** What is required **
The lines to copy are those in the listing below that contain the word "this".

** Excerpted data **
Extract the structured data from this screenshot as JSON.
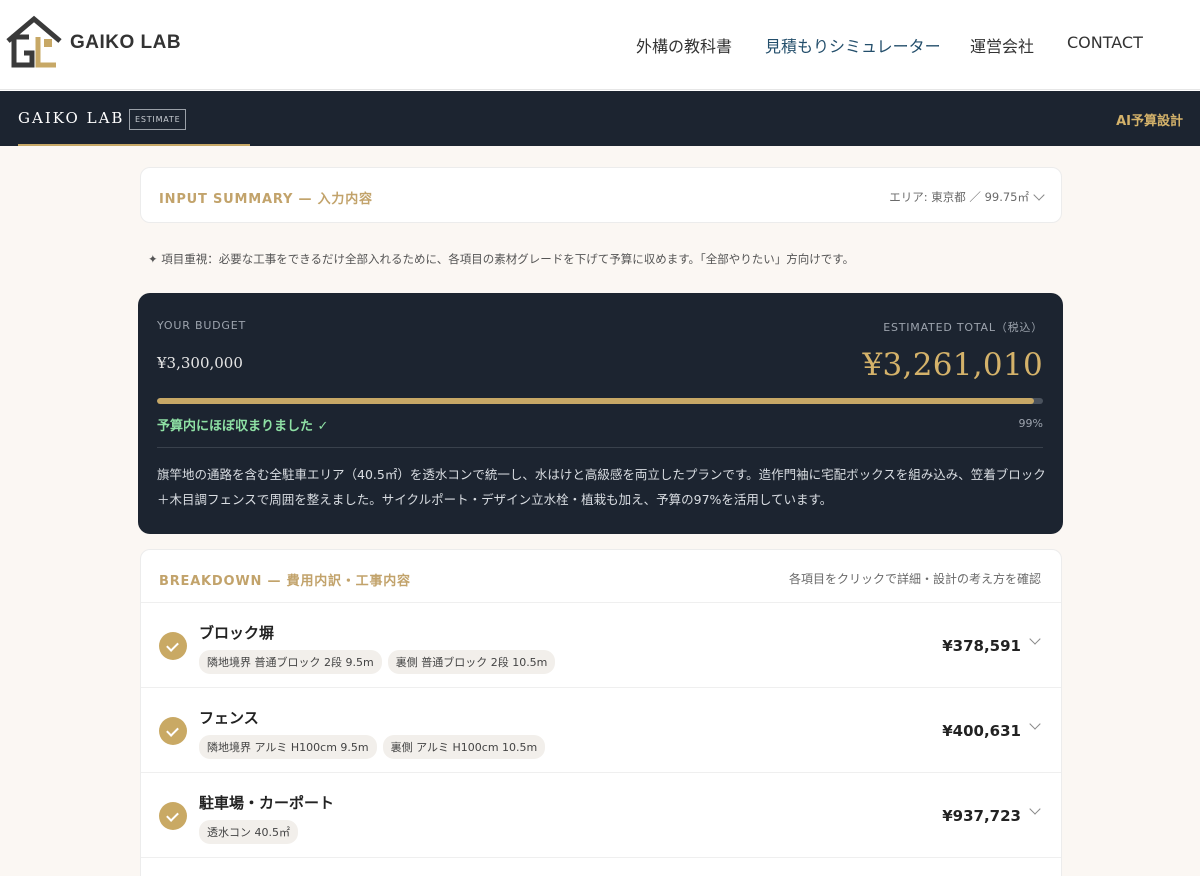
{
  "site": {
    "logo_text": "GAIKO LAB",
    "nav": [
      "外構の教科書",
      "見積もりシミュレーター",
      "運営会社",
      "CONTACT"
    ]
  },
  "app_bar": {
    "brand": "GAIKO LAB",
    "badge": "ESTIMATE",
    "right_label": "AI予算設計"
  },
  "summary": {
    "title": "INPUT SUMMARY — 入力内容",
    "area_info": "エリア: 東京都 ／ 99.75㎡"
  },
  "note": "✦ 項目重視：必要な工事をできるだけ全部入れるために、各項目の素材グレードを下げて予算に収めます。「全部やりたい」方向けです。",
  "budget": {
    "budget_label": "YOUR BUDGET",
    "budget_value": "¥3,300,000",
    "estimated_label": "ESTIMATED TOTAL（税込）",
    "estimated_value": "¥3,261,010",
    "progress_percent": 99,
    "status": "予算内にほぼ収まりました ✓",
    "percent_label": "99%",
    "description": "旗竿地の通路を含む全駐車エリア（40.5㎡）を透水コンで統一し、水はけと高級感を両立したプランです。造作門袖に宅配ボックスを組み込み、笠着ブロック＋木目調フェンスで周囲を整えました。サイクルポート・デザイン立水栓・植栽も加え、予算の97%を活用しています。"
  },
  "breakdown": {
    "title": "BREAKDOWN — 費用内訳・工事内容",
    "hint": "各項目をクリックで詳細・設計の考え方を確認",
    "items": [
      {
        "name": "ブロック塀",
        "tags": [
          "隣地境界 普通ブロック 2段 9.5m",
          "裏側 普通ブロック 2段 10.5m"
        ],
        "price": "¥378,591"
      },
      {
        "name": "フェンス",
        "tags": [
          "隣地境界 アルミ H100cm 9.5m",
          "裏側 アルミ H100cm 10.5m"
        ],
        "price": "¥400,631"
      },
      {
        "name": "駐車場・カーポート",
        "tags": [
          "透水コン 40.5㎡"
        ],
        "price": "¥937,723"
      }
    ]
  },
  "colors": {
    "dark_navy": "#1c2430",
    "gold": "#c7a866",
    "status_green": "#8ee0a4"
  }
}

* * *

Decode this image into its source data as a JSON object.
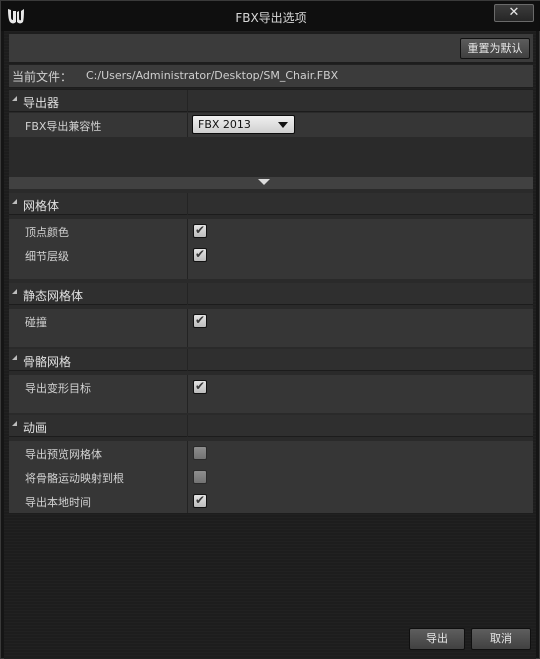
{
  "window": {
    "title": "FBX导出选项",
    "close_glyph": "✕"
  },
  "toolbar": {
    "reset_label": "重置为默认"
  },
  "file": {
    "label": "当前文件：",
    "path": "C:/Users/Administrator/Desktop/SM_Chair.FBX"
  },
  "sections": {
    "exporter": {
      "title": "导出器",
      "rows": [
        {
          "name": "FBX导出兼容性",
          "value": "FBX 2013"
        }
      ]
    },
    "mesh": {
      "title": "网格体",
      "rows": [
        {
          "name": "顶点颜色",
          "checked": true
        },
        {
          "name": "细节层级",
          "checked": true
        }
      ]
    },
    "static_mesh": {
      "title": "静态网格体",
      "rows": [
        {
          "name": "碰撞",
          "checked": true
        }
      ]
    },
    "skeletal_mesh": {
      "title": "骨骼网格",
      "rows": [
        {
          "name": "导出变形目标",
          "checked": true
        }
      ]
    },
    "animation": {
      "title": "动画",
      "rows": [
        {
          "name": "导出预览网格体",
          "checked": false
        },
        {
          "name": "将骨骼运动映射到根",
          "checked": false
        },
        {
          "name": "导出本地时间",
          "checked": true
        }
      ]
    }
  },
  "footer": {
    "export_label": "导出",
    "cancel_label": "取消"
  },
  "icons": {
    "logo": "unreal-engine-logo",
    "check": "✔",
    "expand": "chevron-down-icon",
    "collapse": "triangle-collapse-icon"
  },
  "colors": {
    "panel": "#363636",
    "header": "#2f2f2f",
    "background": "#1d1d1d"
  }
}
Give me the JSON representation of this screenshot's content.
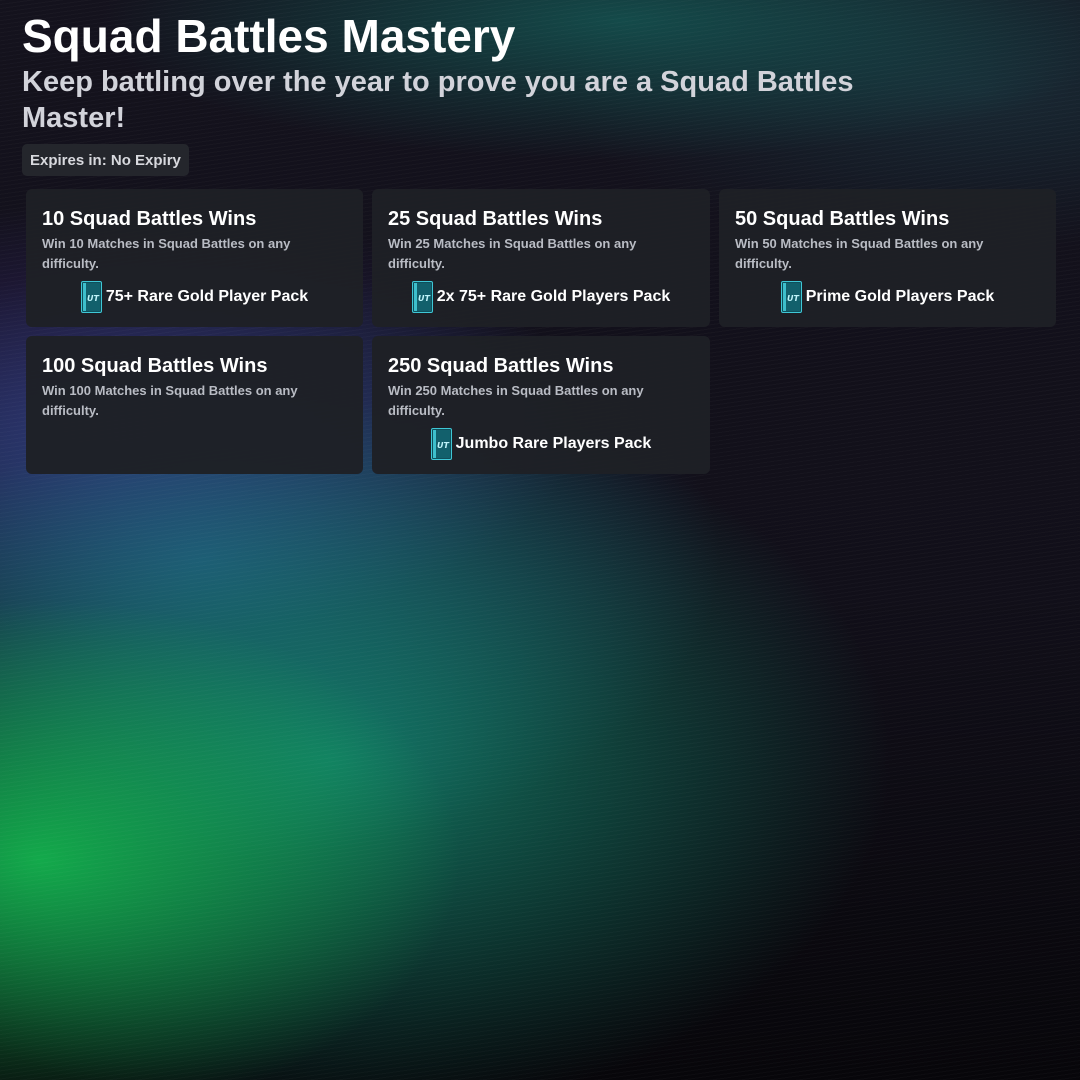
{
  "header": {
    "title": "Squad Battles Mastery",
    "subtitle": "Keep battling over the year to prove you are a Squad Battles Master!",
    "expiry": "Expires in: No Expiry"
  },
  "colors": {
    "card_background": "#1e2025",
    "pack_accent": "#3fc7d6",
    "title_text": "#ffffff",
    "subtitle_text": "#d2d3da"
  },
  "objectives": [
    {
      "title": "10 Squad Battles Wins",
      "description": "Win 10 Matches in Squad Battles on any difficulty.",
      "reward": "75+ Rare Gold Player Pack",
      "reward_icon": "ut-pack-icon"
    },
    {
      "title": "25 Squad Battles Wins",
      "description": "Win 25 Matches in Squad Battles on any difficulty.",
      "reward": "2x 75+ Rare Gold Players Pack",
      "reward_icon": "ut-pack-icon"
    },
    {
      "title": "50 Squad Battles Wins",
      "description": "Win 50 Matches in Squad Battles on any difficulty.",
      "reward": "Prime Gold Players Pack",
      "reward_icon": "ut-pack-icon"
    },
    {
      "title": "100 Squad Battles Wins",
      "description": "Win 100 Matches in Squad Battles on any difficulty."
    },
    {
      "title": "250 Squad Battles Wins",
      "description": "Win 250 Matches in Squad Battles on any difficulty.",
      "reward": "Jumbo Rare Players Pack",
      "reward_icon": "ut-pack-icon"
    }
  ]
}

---

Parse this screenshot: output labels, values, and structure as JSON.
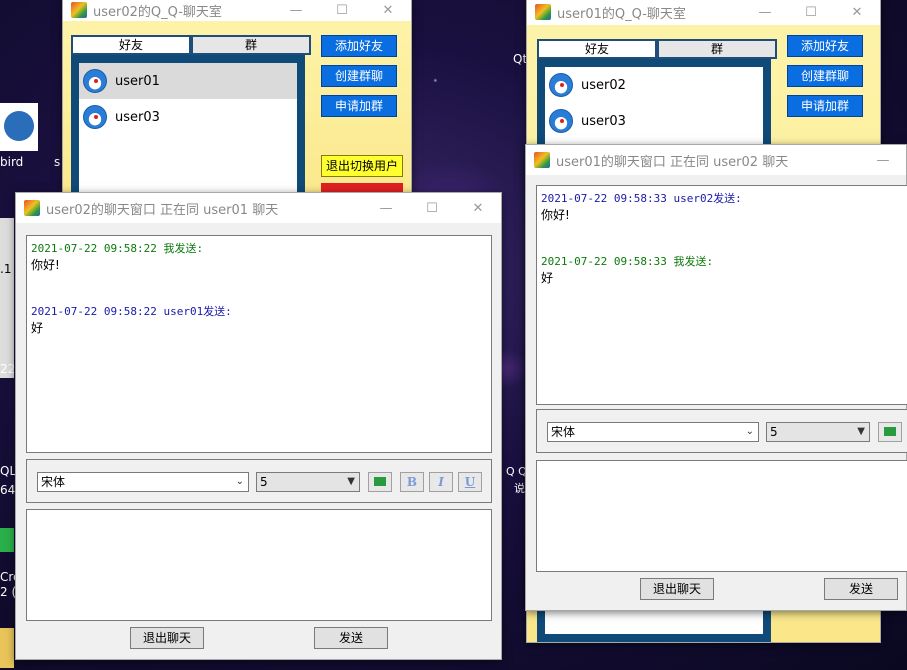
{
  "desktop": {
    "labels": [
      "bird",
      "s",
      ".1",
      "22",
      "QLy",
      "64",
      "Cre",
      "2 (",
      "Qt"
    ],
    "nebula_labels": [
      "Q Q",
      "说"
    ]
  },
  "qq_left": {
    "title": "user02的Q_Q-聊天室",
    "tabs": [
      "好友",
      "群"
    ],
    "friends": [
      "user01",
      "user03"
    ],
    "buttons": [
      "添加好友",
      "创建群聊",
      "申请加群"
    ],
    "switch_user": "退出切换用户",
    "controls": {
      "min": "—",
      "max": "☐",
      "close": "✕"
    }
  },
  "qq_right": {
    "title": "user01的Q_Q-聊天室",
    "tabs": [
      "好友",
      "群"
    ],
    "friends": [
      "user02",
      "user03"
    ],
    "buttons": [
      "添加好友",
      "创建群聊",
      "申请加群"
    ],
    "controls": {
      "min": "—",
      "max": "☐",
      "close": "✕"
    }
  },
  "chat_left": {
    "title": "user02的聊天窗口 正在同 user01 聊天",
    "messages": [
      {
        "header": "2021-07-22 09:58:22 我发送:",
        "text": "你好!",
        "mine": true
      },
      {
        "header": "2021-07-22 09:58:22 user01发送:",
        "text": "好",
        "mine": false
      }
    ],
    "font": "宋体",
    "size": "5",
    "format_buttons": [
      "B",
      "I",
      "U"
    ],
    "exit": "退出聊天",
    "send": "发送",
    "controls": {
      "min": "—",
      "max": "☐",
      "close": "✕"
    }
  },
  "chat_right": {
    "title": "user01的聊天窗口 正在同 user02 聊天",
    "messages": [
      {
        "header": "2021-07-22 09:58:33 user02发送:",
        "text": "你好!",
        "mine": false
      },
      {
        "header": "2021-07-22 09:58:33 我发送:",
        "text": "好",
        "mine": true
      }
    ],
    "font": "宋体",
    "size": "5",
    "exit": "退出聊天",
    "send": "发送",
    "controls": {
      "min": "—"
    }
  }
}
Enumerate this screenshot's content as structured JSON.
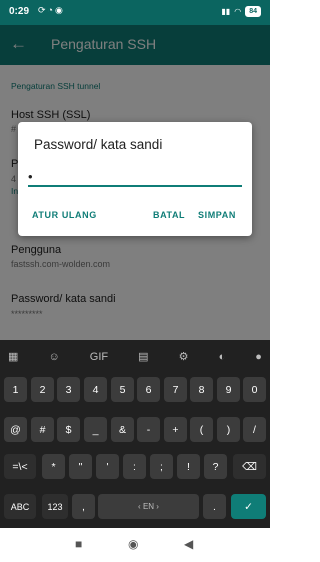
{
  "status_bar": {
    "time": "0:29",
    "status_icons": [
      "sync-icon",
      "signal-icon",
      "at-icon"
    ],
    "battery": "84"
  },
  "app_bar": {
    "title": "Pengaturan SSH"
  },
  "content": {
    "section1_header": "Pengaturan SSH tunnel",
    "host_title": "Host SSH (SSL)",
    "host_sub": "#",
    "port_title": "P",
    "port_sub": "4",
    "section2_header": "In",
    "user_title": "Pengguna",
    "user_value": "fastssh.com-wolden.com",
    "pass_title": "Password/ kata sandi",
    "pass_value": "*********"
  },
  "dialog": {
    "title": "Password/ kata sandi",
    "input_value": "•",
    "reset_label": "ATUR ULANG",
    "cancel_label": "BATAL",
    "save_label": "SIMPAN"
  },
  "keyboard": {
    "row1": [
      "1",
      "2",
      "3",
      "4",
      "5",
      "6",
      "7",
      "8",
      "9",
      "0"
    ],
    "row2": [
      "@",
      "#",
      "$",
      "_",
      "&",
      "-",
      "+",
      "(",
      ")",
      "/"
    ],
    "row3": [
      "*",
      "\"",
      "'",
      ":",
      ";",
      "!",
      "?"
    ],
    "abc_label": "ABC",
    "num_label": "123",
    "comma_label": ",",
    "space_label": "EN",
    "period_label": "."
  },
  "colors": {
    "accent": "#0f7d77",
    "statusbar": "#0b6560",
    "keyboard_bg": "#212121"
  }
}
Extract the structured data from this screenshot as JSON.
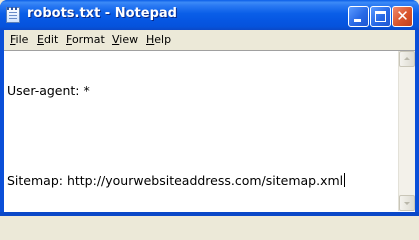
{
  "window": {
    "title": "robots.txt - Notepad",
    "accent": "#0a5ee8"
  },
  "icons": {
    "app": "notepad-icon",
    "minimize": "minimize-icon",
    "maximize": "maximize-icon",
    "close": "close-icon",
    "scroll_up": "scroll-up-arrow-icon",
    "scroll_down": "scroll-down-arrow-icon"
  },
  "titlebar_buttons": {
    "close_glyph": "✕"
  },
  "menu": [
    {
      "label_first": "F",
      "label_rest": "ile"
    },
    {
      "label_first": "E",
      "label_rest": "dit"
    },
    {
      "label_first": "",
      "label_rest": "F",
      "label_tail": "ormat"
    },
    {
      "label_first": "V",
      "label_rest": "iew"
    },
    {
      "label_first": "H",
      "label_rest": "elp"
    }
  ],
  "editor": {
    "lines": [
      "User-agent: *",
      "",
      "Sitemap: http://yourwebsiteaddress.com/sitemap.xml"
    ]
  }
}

** Written response **
Extract the structured data from this screenshot as JSON.
Decode this image into its source data as a JSON object.
Give me the JSON representation of this screenshot's content.
Parse this screenshot: output labels, values, and structure as JSON.
Enumerate this screenshot's content as structured JSON.
Extract the structured data from this screenshot as JSON.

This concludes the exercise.